▶ [PROBLEM TO SOLVE]:
Work out how many lines in the entries below contain the string "count". Reply with that figure alone.

Content starts

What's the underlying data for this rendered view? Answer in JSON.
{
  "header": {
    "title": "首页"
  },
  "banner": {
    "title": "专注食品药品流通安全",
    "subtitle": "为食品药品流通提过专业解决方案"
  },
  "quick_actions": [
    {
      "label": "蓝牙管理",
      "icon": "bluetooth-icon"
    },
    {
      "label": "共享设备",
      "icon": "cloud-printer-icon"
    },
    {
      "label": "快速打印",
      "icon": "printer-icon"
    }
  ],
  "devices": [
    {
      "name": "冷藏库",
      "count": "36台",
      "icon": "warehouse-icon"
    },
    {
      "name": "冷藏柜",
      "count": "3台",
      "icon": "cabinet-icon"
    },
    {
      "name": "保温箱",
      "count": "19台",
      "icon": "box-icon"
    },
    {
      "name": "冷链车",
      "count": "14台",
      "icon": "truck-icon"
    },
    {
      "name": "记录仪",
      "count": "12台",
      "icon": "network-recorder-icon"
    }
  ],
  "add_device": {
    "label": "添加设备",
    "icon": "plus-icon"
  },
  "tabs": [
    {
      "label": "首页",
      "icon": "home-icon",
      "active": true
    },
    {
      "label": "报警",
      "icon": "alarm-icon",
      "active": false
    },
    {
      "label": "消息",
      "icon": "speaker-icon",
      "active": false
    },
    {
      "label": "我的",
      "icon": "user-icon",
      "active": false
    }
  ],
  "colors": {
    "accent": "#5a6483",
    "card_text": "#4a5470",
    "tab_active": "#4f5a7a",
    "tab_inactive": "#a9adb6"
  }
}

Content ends

▶ [SOLUTION TO THIS TASK]:
5